Can anyone lead for inclusion? That was the question CMA’s Manager for Public Safety and Gallery Experience Mindy Galik and I posed during our roundtable presentation and discussion at the annual Ohio Museums Association conference, which took place this year in Dayton from April 14-16. Museum professionals and students from all over the state came together to learn from each other, connect with colleagues in the field, and enjoy six Dayton museums through group exploration and behind-the-scenes tours.
Equitas Health Institute kicked off a preconference workshop on serving the LGBTQ community with cultural humility and structural competency, providing resources and starting great conversations between participants. Speaker Ramona Peele highlighted the importance of asking questions, continuing education, and remembering that there is always more to learn.

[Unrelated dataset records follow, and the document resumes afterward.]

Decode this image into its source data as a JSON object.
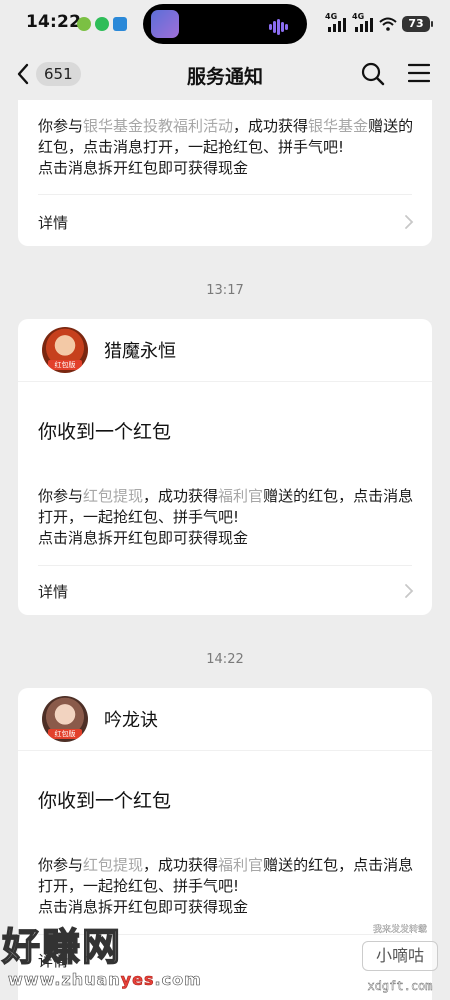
{
  "status_bar": {
    "time": "14:22",
    "signal_1": "4G",
    "signal_2": "4G",
    "battery": "73"
  },
  "nav": {
    "unread_count": "651",
    "title": "服务通知"
  },
  "messages": [
    {
      "desc_parts": [
        "你参与",
        "银华基金投教福利活动",
        "，成功获得",
        "银华基金",
        "赠送的红包，点击消息打开，一起抢红包、拼手气吧!"
      ],
      "desc_line2": "点击消息拆开红包即可获得现金",
      "details": "详情"
    },
    {
      "time": "13:17",
      "sender": "猎魔永恒",
      "avatar_tag": "红包版",
      "title": "你收到一个红包",
      "desc_parts": [
        "你参与",
        "红包提现",
        "，成功获得",
        "福利官",
        "赠送的红包，点击消息打开，一起抢红包、拼手气吧!"
      ],
      "desc_line2": "点击消息拆开红包即可获得现金",
      "details": "详情"
    },
    {
      "time": "14:22",
      "sender": "吟龙诀",
      "avatar_tag": "红包版",
      "title": "你收到一个红包",
      "desc_parts": [
        "你参与",
        "红包提现",
        "，成功获得",
        "福利官",
        "赠送的红包，点击消息打开，一起抢红包、拼手气吧!"
      ],
      "desc_line2": "点击消息拆开红包即可获得现金",
      "details": "详情"
    }
  ],
  "watermarks": {
    "left_big": "好赚网",
    "left_url_a": "www.zhuan",
    "left_url_b": "yes",
    "left_url_c": ".com",
    "right_small": "我来发发转载",
    "right_pill": "小嘀咕",
    "right_domain": "xdgft.com"
  },
  "colors": {
    "background": "#ededed",
    "card": "#ffffff",
    "highlight_text": "#a7a7a7",
    "avatar_tag": "#e2402b"
  },
  "icons": {
    "back": "chevron-left-icon",
    "search": "search-icon",
    "menu": "hamburger-menu-icon",
    "details": "chevron-right-icon"
  }
}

Equitas Health’s presentation on serving the LGBTQ community was a great precursor to our session the following day: “Can Anyone Lead for Inclusion? Gender Inclusivity at the Columbus Museum of Art.” We shared lessons learned from the museum’s recent addition of gender pronouns to staff name badges and steered conversation amongst participants about how to create change in their own institutions. After telling our story of struggle, mistakes, and triumph, Mindy and I asked two questions of our audience: “Why do good ideas often die?” and “Who needs to be at the table?” Participants broke out into small groups, discussing their own challenges and writing down their ideas on post-it notes. The big takeaway: change happens slowly, but small efforts have large impacts.
Presenting a session brought the great things happening at CMA to the attention of the rest of the Ohio museum community and has inspired potential partnerships between professionals in the Columbus area. The Ohio Museums Association conference provides a lovely opportunity to build relationships between people and institutions in the state of Ohio.
Be sure to check out the winners of the annual OMA awards, which were given out during the conference. Special shout out to the Massillon Museum for their Blind Spot: A Matter of Perception exhibition and Ohio History Connection for their Community Partnership Award for “Bhutanese-Nepali Neighbors: Photographs by Tariq Tarey.”
– Alison Kennedy is Gallery Associate Team Captain, and Mindy Galik is Manager for Public Safety and Gallery Experience and an OMA Board Trustee.